Josh McDowell notes, “By AD 100, the apostles had died, but the Christian Church was still in its infancy, with fewer than twenty-five thousand proclaimed followers of Christ. But within the next two hundred years, the fledgling church experienced explosive multiplication of growth, to include as many as twenty million people. This means the church of Jesus Christ quadrupled every generation for five consecutive generations!”
My personal experience
“I am a changed person. I am not who I was before I met Jesus” and “My life tends to go better when I live by biblical principles” are both excellent apologetics!
Let others argue that God doesn’t exist, or that you shouldn’t have hope, and then you—like the bumblebee—just keep flying with Jesus! (see 2 Timothy 3:14)
I read a statistic that 75% of people who voluntarily left their jobs did so because of a problem with their boss. In other words, 3-out-of-4 people didn’t quit their job, they quit their boss. In my personal experience this is equally as true in the church world—Most people don’t quit their church, they quit a bad pastor.
Sadly, those who do quit their church usually do so the wrong way. As a result they become either de-churched (they don’t attend anywhere), or cynical in the next church they do attend.
Who is a bad pastor?
One who is no longer effective because he is stuck in an old way of doing things
One who is theologically off
One who is unwilling to admit an error, ask forgiveness, and make amends
One who uses his position to build his kingdom instead of God’s kingdom
We have a great example of how to handle a bad spiritual leader in the story of David and Saul (see 1 Samuel 24). David had done nothing wrong, yet Saul was trying to kill him. At one point David’s men urged David to take matters into his own hands, and he almost did. He got close enough to Saul to cut off a corner of his robe, but quickly discovered that was too close. Immediately after doing so David was conscience-stricken!
Then look how David responded:
David rebuked his men as he reminded them that Saul was their “master” and “the Lord’s anointed.”
David “bowed down and prostrated himself” before Saul as he apologized.
David called him his “master,” “father,” and “the Lord’s anointed.”
David said he would leave the matter in God’s hands, allowing God to “judge between you and me.”
And twice David declared, “My hand will not touch you!”
This humble reply got Saul’s attention. Saul wept as he said, “You have treated me well, but I have treated you badly.” Saul then asked David to be kind to his descendants.
Then this conclusion—David gave Saul his oath, and then went away to a safe place.
The New Testament captures these same ideas for today’s Christians. We are told not to lightly entertain an accusation against spiritual leaders (1 Timothy 5:19), but to submit and obey to biblically-correct leaders (Hebrews 13:17).
The Bible gives us only two options for dealing with spiritual leaders…
SUBMIT & OBEY or WALK AWAY

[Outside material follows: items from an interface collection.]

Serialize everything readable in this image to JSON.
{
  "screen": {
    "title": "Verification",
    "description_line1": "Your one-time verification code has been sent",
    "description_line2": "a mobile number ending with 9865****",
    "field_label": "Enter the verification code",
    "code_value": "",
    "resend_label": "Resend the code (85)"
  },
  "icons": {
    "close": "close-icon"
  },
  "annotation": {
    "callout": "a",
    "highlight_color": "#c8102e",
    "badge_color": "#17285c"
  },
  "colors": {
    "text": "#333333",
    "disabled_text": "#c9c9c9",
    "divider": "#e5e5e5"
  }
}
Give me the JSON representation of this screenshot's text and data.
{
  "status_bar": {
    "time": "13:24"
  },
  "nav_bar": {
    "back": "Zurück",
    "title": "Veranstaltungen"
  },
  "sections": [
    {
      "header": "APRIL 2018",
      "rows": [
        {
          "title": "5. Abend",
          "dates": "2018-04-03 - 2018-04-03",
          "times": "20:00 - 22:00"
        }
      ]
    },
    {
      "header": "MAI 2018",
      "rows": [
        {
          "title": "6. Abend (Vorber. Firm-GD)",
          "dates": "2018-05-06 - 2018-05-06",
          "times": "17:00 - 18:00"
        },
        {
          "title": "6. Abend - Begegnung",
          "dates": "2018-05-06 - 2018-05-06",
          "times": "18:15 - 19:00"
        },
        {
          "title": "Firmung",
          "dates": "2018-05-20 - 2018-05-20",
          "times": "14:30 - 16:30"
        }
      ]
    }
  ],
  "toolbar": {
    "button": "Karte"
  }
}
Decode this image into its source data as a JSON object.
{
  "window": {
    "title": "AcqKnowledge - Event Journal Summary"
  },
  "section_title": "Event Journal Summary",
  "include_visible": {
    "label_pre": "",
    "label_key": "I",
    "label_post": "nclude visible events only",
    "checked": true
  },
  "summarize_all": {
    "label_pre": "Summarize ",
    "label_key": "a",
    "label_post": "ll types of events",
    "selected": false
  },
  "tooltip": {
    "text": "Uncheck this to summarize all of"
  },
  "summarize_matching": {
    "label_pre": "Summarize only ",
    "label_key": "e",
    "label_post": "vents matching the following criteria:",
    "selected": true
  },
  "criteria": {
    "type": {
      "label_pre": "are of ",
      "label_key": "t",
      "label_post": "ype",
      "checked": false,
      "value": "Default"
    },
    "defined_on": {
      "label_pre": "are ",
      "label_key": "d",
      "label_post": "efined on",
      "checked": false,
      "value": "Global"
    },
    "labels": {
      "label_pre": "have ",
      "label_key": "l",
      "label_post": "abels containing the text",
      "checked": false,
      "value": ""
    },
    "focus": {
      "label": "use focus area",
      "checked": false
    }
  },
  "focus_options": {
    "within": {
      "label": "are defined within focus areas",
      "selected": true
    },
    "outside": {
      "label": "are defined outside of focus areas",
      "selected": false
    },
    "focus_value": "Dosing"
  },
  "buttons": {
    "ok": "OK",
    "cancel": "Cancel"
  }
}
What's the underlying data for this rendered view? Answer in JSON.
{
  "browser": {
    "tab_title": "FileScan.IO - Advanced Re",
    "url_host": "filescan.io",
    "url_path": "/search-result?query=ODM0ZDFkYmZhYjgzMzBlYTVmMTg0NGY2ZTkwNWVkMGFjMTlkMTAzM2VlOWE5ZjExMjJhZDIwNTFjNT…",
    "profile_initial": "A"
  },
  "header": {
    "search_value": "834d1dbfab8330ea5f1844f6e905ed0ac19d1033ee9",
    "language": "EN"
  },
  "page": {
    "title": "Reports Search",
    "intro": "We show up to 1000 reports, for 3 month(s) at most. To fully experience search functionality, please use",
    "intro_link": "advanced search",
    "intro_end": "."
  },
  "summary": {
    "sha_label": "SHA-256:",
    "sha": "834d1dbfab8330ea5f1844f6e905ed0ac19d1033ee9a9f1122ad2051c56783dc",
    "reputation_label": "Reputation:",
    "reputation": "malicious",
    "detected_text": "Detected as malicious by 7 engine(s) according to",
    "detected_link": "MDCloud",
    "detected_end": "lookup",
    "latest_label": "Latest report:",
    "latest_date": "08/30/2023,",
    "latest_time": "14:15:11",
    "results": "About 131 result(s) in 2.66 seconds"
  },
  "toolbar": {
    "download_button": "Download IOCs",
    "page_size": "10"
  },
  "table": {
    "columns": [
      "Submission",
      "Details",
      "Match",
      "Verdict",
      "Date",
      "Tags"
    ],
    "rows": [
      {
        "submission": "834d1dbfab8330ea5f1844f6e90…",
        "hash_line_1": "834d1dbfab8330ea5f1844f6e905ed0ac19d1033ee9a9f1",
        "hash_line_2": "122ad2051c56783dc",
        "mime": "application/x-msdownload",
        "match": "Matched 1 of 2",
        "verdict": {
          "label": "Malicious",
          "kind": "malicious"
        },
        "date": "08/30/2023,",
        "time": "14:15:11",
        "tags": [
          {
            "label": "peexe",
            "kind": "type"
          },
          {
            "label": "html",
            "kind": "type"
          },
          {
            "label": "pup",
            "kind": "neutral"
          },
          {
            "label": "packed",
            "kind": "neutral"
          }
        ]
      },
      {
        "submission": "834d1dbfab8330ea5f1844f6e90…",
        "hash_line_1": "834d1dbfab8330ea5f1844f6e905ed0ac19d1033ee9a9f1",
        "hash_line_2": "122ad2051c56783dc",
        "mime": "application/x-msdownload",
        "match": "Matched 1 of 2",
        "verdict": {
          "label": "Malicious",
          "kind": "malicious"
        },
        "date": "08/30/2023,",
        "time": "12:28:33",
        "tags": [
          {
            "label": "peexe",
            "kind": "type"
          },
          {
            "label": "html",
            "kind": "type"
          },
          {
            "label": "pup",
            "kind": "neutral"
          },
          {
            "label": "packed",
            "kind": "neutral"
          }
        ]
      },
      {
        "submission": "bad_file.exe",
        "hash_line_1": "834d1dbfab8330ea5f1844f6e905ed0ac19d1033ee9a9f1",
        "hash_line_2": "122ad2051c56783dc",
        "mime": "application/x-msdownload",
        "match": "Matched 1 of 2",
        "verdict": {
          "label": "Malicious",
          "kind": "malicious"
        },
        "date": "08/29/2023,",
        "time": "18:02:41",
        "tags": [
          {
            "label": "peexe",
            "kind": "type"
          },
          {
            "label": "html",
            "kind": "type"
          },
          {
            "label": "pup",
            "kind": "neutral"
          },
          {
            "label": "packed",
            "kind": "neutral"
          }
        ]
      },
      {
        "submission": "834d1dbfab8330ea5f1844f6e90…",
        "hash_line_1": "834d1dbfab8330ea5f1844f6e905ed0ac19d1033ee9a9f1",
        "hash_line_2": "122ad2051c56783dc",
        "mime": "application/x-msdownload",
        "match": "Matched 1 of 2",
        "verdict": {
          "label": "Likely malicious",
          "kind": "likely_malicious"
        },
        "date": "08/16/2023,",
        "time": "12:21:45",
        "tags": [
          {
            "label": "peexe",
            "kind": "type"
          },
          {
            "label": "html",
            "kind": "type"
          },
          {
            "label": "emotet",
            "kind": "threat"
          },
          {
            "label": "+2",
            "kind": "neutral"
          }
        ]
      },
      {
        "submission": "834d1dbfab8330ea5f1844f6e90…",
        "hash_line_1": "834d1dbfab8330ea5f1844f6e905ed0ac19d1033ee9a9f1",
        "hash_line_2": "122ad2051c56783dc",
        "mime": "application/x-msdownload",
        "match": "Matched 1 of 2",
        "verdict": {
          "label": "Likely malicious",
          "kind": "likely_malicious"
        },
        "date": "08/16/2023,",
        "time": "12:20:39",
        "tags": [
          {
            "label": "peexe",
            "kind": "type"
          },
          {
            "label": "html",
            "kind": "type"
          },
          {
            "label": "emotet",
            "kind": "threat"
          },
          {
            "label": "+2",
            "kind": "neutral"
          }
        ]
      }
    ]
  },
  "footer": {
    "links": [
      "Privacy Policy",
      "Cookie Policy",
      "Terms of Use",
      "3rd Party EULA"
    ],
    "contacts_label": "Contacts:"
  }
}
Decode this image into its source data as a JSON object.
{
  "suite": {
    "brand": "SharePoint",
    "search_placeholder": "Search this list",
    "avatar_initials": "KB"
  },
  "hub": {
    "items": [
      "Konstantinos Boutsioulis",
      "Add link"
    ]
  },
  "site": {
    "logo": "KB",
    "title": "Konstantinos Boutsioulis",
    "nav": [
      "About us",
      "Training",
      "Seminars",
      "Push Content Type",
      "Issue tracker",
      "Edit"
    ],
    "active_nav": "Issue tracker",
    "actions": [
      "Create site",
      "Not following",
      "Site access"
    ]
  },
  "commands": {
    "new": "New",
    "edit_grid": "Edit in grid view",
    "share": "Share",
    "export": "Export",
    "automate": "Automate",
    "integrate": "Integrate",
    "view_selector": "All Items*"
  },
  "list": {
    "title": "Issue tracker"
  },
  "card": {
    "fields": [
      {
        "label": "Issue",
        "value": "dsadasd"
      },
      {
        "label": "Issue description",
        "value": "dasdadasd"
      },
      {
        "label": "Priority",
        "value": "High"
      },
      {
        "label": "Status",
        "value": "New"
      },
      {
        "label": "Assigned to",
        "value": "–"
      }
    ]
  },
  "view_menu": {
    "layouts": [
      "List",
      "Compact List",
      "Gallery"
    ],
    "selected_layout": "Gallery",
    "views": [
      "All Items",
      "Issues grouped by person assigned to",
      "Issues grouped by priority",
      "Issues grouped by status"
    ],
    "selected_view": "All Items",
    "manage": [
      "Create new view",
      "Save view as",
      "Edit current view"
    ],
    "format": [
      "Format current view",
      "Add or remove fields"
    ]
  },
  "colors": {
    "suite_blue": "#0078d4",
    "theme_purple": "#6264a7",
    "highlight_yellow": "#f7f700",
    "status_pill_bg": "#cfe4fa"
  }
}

Two wrongs don’t make a right. Responding in an unscriptural way to an unscriptural pastor’s way is just as wrong as what the pastor was doing wrong in the first place!
So give the bad pastor your oath that you will not lay a hand (or a word!) on them, and then remove yourself to a safe place. Submit and obey, or walk away and leave them in God’s capable hands.